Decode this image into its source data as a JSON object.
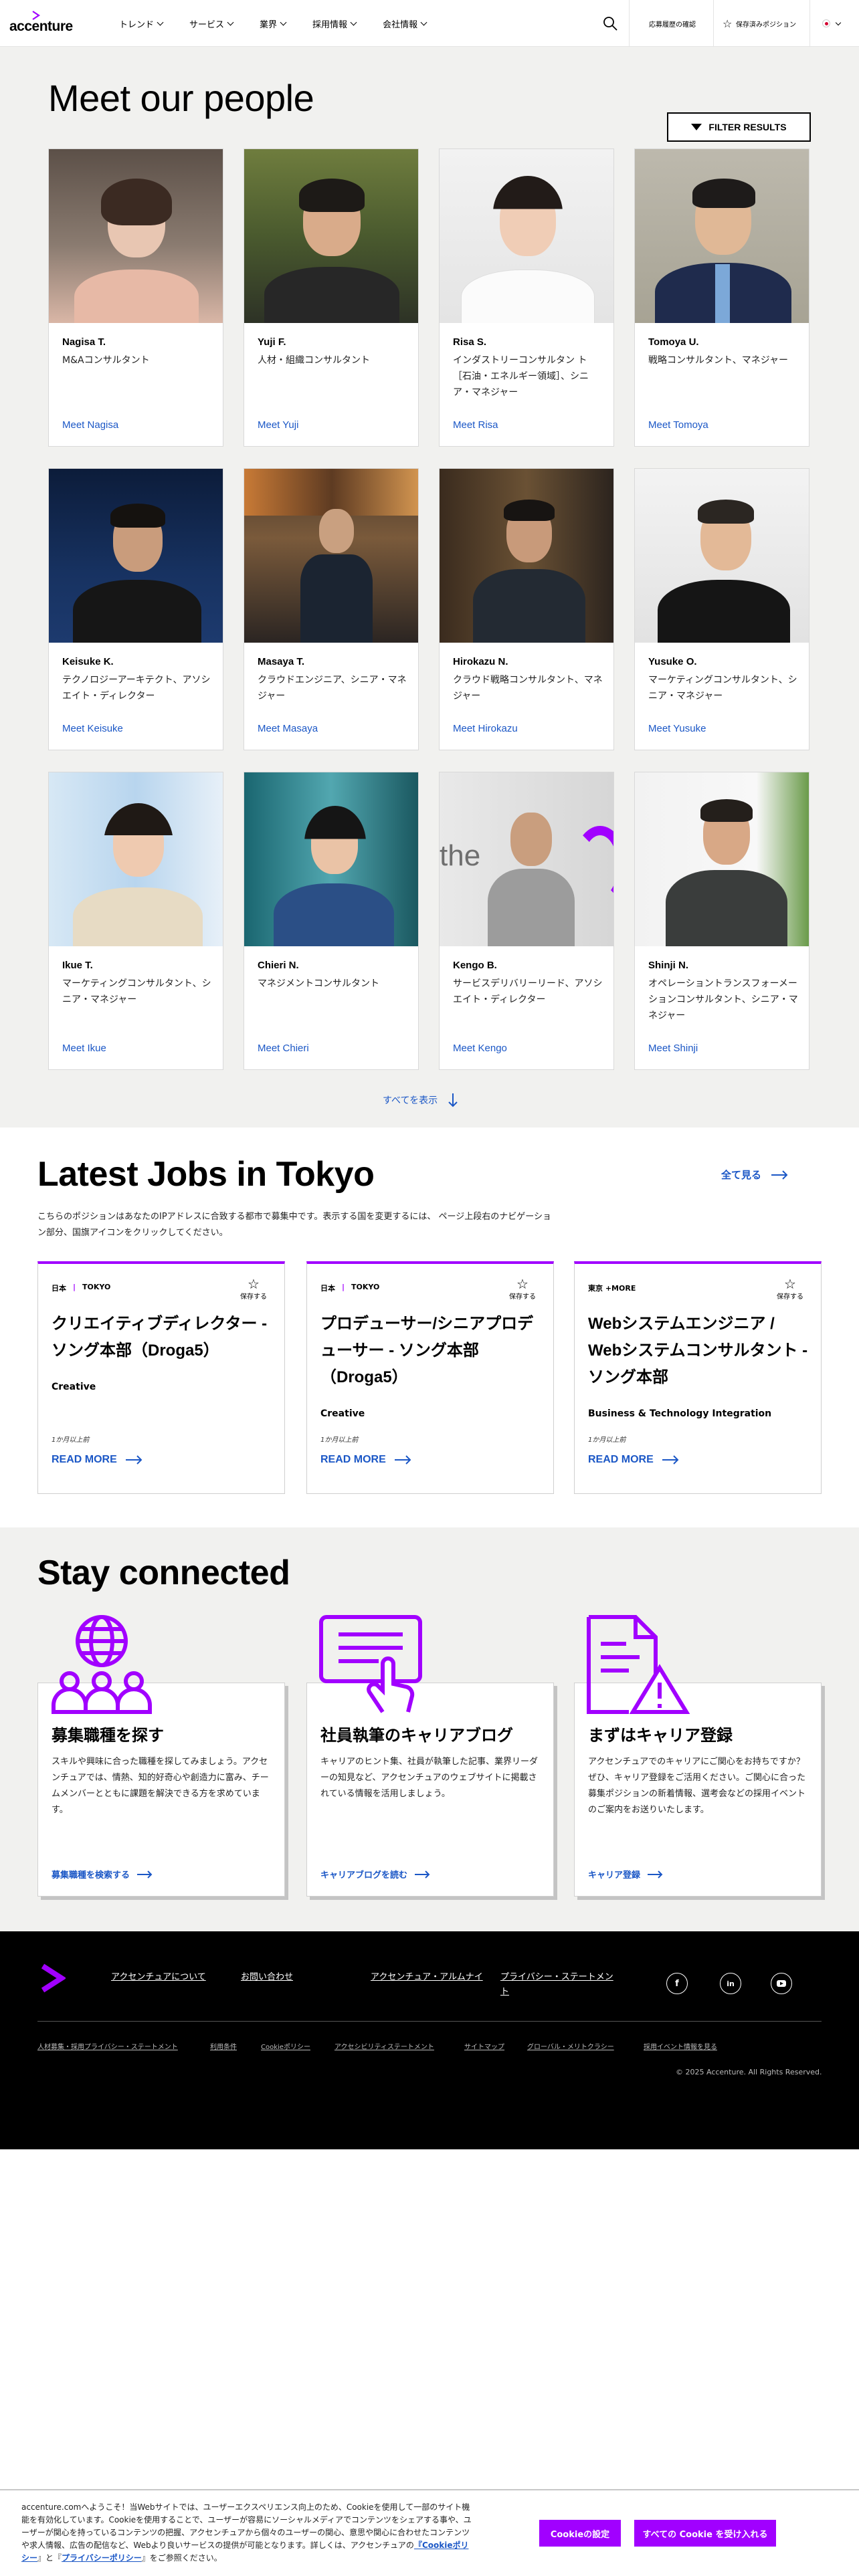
{
  "header": {
    "logo_text": "accenture",
    "nav": [
      {
        "label": "トレンド"
      },
      {
        "label": "サービス"
      },
      {
        "label": "業界"
      },
      {
        "label": "採用情報"
      },
      {
        "label": "会社情報"
      }
    ],
    "history_link": "応募履歴の確認",
    "saved_link": "保存済みポジション"
  },
  "people": {
    "title": "Meet our people",
    "filter_label": "FILTER RESULTS",
    "cards": [
      {
        "name": "Nagisa T.",
        "role": "M&Aコンサルタント",
        "link": "Meet Nagisa"
      },
      {
        "name": "Yuji F.",
        "role": "人材・組織コンサルタント",
        "link": "Meet Yuji"
      },
      {
        "name": "Risa S.",
        "role": "インダストリーコンサルタン ト［石油・エネルギー領域］、シニア・マネジャー",
        "link": "Meet Risa"
      },
      {
        "name": "Tomoya U.",
        "role": "戦略コンサルタント、マネジャー",
        "link": "Meet Tomoya"
      },
      {
        "name": "Keisuke K.",
        "role": "テクノロジーアーキテクト、アソシエイト・ディレクター",
        "link": "Meet Keisuke"
      },
      {
        "name": "Masaya T.",
        "role": "クラウドエンジニア、シニア・マネジャー",
        "link": "Meet Masaya"
      },
      {
        "name": "Hirokazu N.",
        "role": "クラウド戦略コンサルタント、マネジャー",
        "link": "Meet Hirokazu"
      },
      {
        "name": "Yusuke O.",
        "role": "マーケティングコンサルタント、シニア・マネジャー",
        "link": "Meet Yusuke"
      },
      {
        "name": "Ikue T.",
        "role": "マーケティングコンサルタント、シニア・マネジャー",
        "link": "Meet Ikue"
      },
      {
        "name": "Chieri N.",
        "role": "マネジメントコンサルタント",
        "link": "Meet Chieri"
      },
      {
        "name": "Kengo B.",
        "role": "サービスデリバリーリード、アソシエイト・ディレクター",
        "link": "Meet Kengo"
      },
      {
        "name": "Shinji N.",
        "role": "オペレーショントランスフォーメーションコンサルタント、シニア・マネジャー",
        "link": "Meet Shinji"
      }
    ],
    "show_all": "すべてを表示"
  },
  "jobs": {
    "title": "Latest Jobs in Tokyo",
    "see_all": "全て見る",
    "note": "こちらのポジションはあなたのIPアドレスに合致する都市で募集中です。表示する国を変更するには、 ページ上段右のナビゲーション部分、国旗アイコンをクリックしてください。",
    "save_label": "保存する",
    "more_label": "READ MORE",
    "cards": [
      {
        "country": "日本",
        "city": "TOKYO",
        "title": "クリエイティブディレクター - ソング本部（Droga5）",
        "category": "Creative",
        "posted": "1か月以上前"
      },
      {
        "country": "日本",
        "city": "TOKYO",
        "title": "プロデューサー/シニアプロデューサー - ソング本部（Droga5）",
        "category": "Creative",
        "posted": "1か月以上前"
      },
      {
        "country": "東京 +MORE",
        "city": "",
        "title": "Webシステムエンジニア / Webシステムコンサルタント - ソング本部",
        "category": "Business & Technology Integration",
        "posted": "1か月以上前"
      }
    ]
  },
  "stay": {
    "title": "Stay connected",
    "cards": [
      {
        "heading": "募集職種を探す",
        "body": "スキルや興味に合った職種を探してみましょう。アクセンチュアでは、情熱、知的好奇心や創造力に富み、チームメンバーとともに課題を解決できる方を求めています。",
        "link": "募集職種を検索する"
      },
      {
        "heading": "社員執筆のキャリアブログ",
        "body": "キャリアのヒント集、社員が執筆した記事、業界リーダーの知見など、アクセンチュアのウェブサイトに掲載されている情報を活用しましょう。",
        "link": "キャリアブログを読む"
      },
      {
        "heading": "まずはキャリア登録",
        "body": "アクセンチュアでのキャリアにご関心をお持ちですか？ぜひ、キャリア登録をご活用ください。ご関心に合った募集ポジションの新着情報、選考会などの採用イベントのご案内をお送りいたします。",
        "link": "キャリア登録"
      }
    ]
  },
  "footer": {
    "links": [
      "アクセンチュアについて",
      "お問い合わせ",
      "アクセンチュア・アルムナイ",
      "プライバシー・ステートメント"
    ],
    "social": [
      "f",
      "in",
      "yt"
    ],
    "small_links": [
      "人材募集・採用プライバシー・ステートメント",
      "利用条件",
      "Cookieポリシー",
      "アクセシビリティステートメント",
      "サイトマップ",
      "グローバル・メリトクラシー",
      "採用イベント情報を見る"
    ],
    "copyright": "© 2025 Accenture. All Rights Reserved."
  },
  "cookie": {
    "text": "accenture.comへようこそ！当Webサイトでは、ユーザーエクスペリエンス向上のため、Cookieを使用して一部のサイト機能を有効化しています。Cookieを使用することで、ユーザーが容易にソーシャルメディアでコンテンツをシェアする事や、ユーザーが関心を持っているコンテンツの把握、アクセンチュアから個々のユーザーの関心、意思や関心に合わせたコンテンツや求人情報、広告の配信など、Webより良いサービスの提供が可能となります。詳しくは、アクセンチュアの",
    "cookie_policy": "『Cookieポリシー",
    "and": "』と『",
    "privacy_policy": "プライバシーポリシー",
    "end": "』をご参照ください。",
    "settings_btn": "Cookieの設定",
    "accept_btn": "すべての Cookie を受け入れる"
  },
  "colors": {
    "accent": "#a100ff",
    "link": "#1b57c6",
    "section_bg": "#f1f1ef"
  }
}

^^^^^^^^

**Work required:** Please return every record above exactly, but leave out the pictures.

**Solution for this exercise:**
Decode this image into its source data as a JSON object.
{
  "header": {
    "logo_text": "accenture",
    "nav": [
      {
        "label": "トレンド"
      },
      {
        "label": "サービス"
      },
      {
        "label": "業界"
      },
      {
        "label": "採用情報"
      },
      {
        "label": "会社情報"
      }
    ],
    "history_link": "応募履歴の確認",
    "saved_link": "保存済みポジション"
  },
  "people": {
    "title": "Meet our people",
    "filter_label": "FILTER RESULTS",
    "cards": [
      {
        "name": "Nagisa T.",
        "role": "M&Aコンサルタント",
        "link": "Meet Nagisa"
      },
      {
        "name": "Yuji F.",
        "role": "人材・組織コンサルタント",
        "link": "Meet Yuji"
      },
      {
        "name": "Risa S.",
        "role": "インダストリーコンサルタン ト［石油・エネルギー領域］、シニア・マネジャー",
        "link": "Meet Risa"
      },
      {
        "name": "Tomoya U.",
        "role": "戦略コンサルタント、マネジャー",
        "link": "Meet Tomoya"
      },
      {
        "name": "Keisuke K.",
        "role": "テクノロジーアーキテクト、アソシエイト・ディレクター",
        "link": "Meet Keisuke"
      },
      {
        "name": "Masaya T.",
        "role": "クラウドエンジニア、シニア・マネジャー",
        "link": "Meet Masaya"
      },
      {
        "name": "Hirokazu N.",
        "role": "クラウド戦略コンサルタント、マネジャー",
        "link": "Meet Hirokazu"
      },
      {
        "name": "Yusuke O.",
        "role": "マーケティングコンサルタント、シニア・マネジャー",
        "link": "Meet Yusuke"
      },
      {
        "name": "Ikue T.",
        "role": "マーケティングコンサルタント、シニア・マネジャー",
        "link": "Meet Ikue"
      },
      {
        "name": "Chieri N.",
        "role": "マネジメントコンサルタント",
        "link": "Meet Chieri"
      },
      {
        "name": "Kengo B.",
        "role": "サービスデリバリーリード、アソシエイト・ディレクター",
        "link": "Meet Kengo"
      },
      {
        "name": "Shinji N.",
        "role": "オペレーショントランスフォーメーションコンサルタント、シニア・マネジャー",
        "link": "Meet Shinji"
      }
    ],
    "show_all": "すべてを表示"
  },
  "jobs": {
    "title": "Latest Jobs in Tokyo",
    "see_all": "全て見る",
    "note": "こちらのポジションはあなたのIPアドレスに合致する都市で募集中です。表示する国を変更するには、 ページ上段右のナビゲーション部分、国旗アイコンをクリックしてください。",
    "save_label": "保存する",
    "more_label": "READ MORE",
    "cards": [
      {
        "country": "日本",
        "city": "TOKYO",
        "title": "クリエイティブディレクター - ソング本部（Droga5）",
        "category": "Creative",
        "posted": "1か月以上前"
      },
      {
        "country": "日本",
        "city": "TOKYO",
        "title": "プロデューサー/シニアプロデューサー - ソング本部（Droga5）",
        "category": "Creative",
        "posted": "1か月以上前"
      },
      {
        "country": "東京 +MORE",
        "city": "",
        "title": "Webシステムエンジニア / Webシステムコンサルタント - ソング本部",
        "category": "Business & Technology Integration",
        "posted": "1か月以上前"
      }
    ]
  },
  "stay": {
    "title": "Stay connected",
    "cards": [
      {
        "heading": "募集職種を探す",
        "body": "スキルや興味に合った職種を探してみましょう。アクセンチュアでは、情熱、知的好奇心や創造力に富み、チームメンバーとともに課題を解決できる方を求めています。",
        "link": "募集職種を検索する"
      },
      {
        "heading": "社員執筆のキャリアブログ",
        "body": "キャリアのヒント集、社員が執筆した記事、業界リーダーの知見など、アクセンチュアのウェブサイトに掲載されている情報を活用しましょう。",
        "link": "キャリアブログを読む"
      },
      {
        "heading": "まずはキャリア登録",
        "body": "アクセンチュアでのキャリアにご関心をお持ちですか？ぜひ、キャリア登録をご活用ください。ご関心に合った募集ポジションの新着情報、選考会などの採用イベントのご案内をお送りいたします。",
        "link": "キャリア登録"
      }
    ]
  },
  "footer": {
    "links": [
      "アクセンチュアについて",
      "お問い合わせ",
      "アクセンチュア・アルムナイ",
      "プライバシー・ステートメント"
    ],
    "social": [
      "f",
      "in",
      "yt"
    ],
    "small_links": [
      "人材募集・採用プライバシー・ステートメント",
      "利用条件",
      "Cookieポリシー",
      "アクセシビリティステートメント",
      "サイトマップ",
      "グローバル・メリトクラシー",
      "採用イベント情報を見る"
    ],
    "copyright": "© 2025 Accenture. All Rights Reserved."
  },
  "cookie": {
    "text": "accenture.comへようこそ！当Webサイトでは、ユーザーエクスペリエンス向上のため、Cookieを使用して一部のサイト機能を有効化しています。Cookieを使用することで、ユーザーが容易にソーシャルメディアでコンテンツをシェアする事や、ユーザーが関心を持っているコンテンツの把握、アクセンチュアから個々のユーザーの関心、意思や関心に合わせたコンテンツや求人情報、広告の配信など、Webより良いサービスの提供が可能となります。詳しくは、アクセンチュアの",
    "cookie_policy": "『Cookieポリシー",
    "and": "』と『",
    "privacy_policy": "プライバシーポリシー",
    "end": "』をご参照ください。",
    "settings_btn": "Cookieの設定",
    "accept_btn": "すべての Cookie を受け入れる"
  },
  "colors": {
    "accent": "#a100ff",
    "link": "#1b57c6",
    "section_bg": "#f1f1ef"
  }
}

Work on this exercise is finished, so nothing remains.